Records to process ->
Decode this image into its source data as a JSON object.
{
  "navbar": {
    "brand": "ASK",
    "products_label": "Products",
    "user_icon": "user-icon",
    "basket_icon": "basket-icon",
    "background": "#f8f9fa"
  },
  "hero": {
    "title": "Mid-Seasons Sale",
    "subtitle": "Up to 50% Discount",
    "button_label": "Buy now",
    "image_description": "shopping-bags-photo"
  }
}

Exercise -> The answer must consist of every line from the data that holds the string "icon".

Task output ->
    "user_icon": "user-icon",
    "basket_icon": "basket-icon",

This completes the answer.